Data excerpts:
* * * * * * *
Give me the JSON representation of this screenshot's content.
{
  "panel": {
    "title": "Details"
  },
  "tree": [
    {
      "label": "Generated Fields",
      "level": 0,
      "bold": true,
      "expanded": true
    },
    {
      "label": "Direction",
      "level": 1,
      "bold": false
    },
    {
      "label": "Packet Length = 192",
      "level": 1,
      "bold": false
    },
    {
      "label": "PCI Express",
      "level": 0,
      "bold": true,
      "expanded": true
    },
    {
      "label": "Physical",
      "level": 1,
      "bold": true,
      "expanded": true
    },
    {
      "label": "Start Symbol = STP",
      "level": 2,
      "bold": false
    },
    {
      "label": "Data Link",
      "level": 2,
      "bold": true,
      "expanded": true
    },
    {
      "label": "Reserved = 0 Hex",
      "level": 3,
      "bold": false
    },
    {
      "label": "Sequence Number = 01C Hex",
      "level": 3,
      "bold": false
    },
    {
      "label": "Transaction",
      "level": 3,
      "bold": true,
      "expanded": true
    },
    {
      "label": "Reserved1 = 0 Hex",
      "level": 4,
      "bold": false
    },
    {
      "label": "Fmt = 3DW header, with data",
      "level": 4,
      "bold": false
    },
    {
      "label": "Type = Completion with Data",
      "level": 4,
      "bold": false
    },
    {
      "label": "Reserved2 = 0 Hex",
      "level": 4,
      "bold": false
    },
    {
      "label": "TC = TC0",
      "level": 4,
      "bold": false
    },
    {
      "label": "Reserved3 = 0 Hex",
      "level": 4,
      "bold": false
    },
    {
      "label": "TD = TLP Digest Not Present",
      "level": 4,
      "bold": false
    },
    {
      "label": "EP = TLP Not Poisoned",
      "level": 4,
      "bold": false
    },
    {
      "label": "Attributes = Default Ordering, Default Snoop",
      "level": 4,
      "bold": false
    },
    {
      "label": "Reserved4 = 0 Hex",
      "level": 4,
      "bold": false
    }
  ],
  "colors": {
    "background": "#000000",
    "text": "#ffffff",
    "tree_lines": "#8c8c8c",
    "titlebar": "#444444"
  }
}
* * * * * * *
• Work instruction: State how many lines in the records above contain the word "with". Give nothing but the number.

• Exercise answer: 2